"I am more disciplined as a hitter now," said Rucker. "My instincts in the outfield are getting a lot better, and my adjustment from center field to right field [has gone well]."
McFarland's Consistency Impresses
Left-hander T.J. McFarland is one of the top pitching prospects pitching for the rookie level GCL Indians. McFarland was a 4th round pick in the 2007 Draft out of high school and has quickly impressed in his first year going 3-3 with a 4.43 ERA in nine starts. Out of his nine starts, McFarland has allowed one run or less fives times and only allowed more than four runs once.
As fate would have it, the one day I see him pitch he was a wreck on the mound with command problems and was elevating everything he threw. His line for the game was not pretty (4 IP, 12 H, 9 R, 1 BB, 1 K), and it was his one bad start of the year. Even with the rough outing, McFarland has maintained a positive attitude.
Having stuck around in Winter Haven since early March, McFarland has not grown weary of his surroundings and is excited to finish out the season and see what is in store for him next year.
"Things are going really great," said McFarland in the clubhouse after the game. "I am enjoying it down here and just loving it, and I am pretty satisfied with what I have done so far."
This of course is the politically correct answer because anyone who says they are enjoying themselves in Winter Haven is either lying through their teeth or needs to be sent to a mental institution.
In any case, McFarland showcases a two-seam sinking fastball that sits in the low 90s and has topped out as high as 94 MPH. He also throws a slider and changeup where the slider has good potential to be a plus pitch for him and the changeup is still a work in progress. He is working on refining these pitches as well as making adjustments to improve and get to the next level.
"There are a few things I need to work on mechanically like just being more efficient with my pitches and making more strike pitches," said McFarland.

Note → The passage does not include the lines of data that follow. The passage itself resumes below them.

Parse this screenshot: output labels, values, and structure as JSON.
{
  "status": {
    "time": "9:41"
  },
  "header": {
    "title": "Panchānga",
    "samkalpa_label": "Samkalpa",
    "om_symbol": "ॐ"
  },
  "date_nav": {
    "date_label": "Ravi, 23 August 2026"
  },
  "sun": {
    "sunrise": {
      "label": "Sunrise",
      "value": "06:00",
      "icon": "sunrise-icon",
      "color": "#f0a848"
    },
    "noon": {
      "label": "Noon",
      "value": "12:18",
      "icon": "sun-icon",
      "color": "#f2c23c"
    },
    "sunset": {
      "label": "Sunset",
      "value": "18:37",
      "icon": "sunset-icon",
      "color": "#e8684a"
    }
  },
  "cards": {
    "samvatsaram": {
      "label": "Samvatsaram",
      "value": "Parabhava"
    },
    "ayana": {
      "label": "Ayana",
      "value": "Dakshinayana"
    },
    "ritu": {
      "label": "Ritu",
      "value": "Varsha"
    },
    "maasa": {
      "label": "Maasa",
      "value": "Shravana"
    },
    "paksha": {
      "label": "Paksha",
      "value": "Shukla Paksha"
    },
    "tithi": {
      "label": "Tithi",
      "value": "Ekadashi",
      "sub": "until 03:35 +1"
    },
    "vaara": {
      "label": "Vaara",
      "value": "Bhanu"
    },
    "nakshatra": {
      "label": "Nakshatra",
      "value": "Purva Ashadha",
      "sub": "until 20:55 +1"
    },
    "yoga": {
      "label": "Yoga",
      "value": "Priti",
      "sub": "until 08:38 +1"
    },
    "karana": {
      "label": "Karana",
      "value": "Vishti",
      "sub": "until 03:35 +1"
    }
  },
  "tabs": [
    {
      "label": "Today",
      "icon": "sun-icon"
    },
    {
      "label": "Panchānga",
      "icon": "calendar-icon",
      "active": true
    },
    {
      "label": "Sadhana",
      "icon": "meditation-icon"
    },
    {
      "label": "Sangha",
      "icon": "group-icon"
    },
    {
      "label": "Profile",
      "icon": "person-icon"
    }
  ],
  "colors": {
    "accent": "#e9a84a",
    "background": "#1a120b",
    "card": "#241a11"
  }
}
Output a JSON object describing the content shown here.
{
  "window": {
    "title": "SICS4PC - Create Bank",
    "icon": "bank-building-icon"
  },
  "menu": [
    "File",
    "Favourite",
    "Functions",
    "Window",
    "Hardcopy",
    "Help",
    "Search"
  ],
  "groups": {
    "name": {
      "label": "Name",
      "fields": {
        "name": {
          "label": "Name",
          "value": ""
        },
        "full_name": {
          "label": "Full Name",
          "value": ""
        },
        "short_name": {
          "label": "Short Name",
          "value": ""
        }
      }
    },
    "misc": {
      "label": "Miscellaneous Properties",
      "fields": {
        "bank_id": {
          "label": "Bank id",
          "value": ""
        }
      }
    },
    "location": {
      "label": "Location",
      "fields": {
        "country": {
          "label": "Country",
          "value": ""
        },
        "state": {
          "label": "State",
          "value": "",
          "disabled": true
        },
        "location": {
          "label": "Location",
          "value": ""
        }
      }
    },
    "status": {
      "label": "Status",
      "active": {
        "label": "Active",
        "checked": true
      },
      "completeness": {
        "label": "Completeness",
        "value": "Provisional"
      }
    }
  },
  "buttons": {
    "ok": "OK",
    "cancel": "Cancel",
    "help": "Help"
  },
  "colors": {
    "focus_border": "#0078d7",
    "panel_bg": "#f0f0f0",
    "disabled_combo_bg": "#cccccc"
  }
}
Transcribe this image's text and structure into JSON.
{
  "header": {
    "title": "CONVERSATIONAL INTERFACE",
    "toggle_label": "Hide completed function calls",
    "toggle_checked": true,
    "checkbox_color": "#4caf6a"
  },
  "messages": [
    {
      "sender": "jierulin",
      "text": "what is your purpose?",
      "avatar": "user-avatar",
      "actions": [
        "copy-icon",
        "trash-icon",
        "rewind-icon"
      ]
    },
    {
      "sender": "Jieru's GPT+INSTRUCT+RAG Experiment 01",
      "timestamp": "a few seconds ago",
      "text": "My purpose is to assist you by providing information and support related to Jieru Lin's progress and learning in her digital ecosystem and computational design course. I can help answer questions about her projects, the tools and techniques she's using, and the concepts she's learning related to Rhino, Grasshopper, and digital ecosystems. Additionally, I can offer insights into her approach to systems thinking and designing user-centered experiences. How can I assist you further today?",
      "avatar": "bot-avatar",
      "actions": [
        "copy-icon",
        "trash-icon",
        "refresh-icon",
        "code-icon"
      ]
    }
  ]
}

The big thing right now is McFarland is healthy and looks ready to move onto what could be a callup to Lake County at the end of the GCL Indians season on August 28th. Many of the players on the roster will be sent to Lake County or Mahoning Valley for the final week of the regular season for those clubs to give them some experience playing in a more baseball friendly environment.